TASK OBJECTIVE - This exercise requires an exact copy of each line from the one containing "What data populates" down to the last line below.

SUPPLIED MATERIAL -
----------------

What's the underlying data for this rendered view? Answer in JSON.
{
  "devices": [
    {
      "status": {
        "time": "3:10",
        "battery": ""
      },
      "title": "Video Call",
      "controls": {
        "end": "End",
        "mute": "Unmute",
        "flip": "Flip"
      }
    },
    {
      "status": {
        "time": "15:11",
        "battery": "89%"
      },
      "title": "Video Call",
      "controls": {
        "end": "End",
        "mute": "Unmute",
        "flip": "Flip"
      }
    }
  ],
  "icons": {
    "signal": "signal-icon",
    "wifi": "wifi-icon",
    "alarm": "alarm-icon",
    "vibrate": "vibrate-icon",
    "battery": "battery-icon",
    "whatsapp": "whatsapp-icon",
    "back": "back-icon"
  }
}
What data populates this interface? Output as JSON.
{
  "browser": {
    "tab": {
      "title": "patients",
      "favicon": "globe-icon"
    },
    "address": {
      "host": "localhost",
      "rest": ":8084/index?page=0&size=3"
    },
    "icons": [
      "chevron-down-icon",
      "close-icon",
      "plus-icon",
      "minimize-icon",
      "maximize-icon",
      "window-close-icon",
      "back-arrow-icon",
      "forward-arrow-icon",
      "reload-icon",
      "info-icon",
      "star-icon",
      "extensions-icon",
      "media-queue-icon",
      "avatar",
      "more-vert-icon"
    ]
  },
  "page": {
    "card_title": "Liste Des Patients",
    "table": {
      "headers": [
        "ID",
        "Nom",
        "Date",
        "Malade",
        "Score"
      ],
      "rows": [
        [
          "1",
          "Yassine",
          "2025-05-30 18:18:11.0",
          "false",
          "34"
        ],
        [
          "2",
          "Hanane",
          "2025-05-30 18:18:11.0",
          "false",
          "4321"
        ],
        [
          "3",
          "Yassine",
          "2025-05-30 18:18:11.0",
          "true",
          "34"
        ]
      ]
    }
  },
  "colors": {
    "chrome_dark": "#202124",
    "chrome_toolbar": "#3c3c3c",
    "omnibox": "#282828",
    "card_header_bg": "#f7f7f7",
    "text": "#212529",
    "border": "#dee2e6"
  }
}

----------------

FINISHED TASK -
What data populates this interface? Output as JSON.
{
  "browser": {
    "tab": {
      "title": "patients",
      "favicon": "globe-icon"
    },
    "address": {
      "host": "localhost",
      "rest": ":8084/index?page=0&size=3"
    },
    "icons": [
      "chevron-down-icon",
      "close-icon",
      "plus-icon",
      "minimize-icon",
      "maximize-icon",
      "window-close-icon",
      "back-arrow-icon",
      "forward-arrow-icon",
      "reload-icon",
      "info-icon",
      "star-icon",
      "extensions-icon",
      "media-queue-icon",
      "avatar",
      "more-vert-icon"
    ]
  },
  "page": {
    "card_title": "Liste Des Patients",
    "table": {
      "headers": [
        "ID",
        "Nom",
        "Date",
        "Malade",
        "Score"
      ],
      "rows": [
        [
          "1",
          "Yassine",
          "2025-05-30 18:18:11.0",
          "false",
          "34"
        ],
        [
          "2",
          "Hanane",
          "2025-05-30 18:18:11.0",
          "false",
          "4321"
        ],
        [
          "3",
          "Yassine",
          "2025-05-30 18:18:11.0",
          "true",
          "34"
        ]
      ]
    }
  },
  "colors": {
    "chrome_dark": "#202124",
    "chrome_toolbar": "#3c3c3c",
    "omnibox": "#282828",
    "card_header_bg": "#f7f7f7",
    "text": "#212529",
    "border": "#dee2e6"
  }
}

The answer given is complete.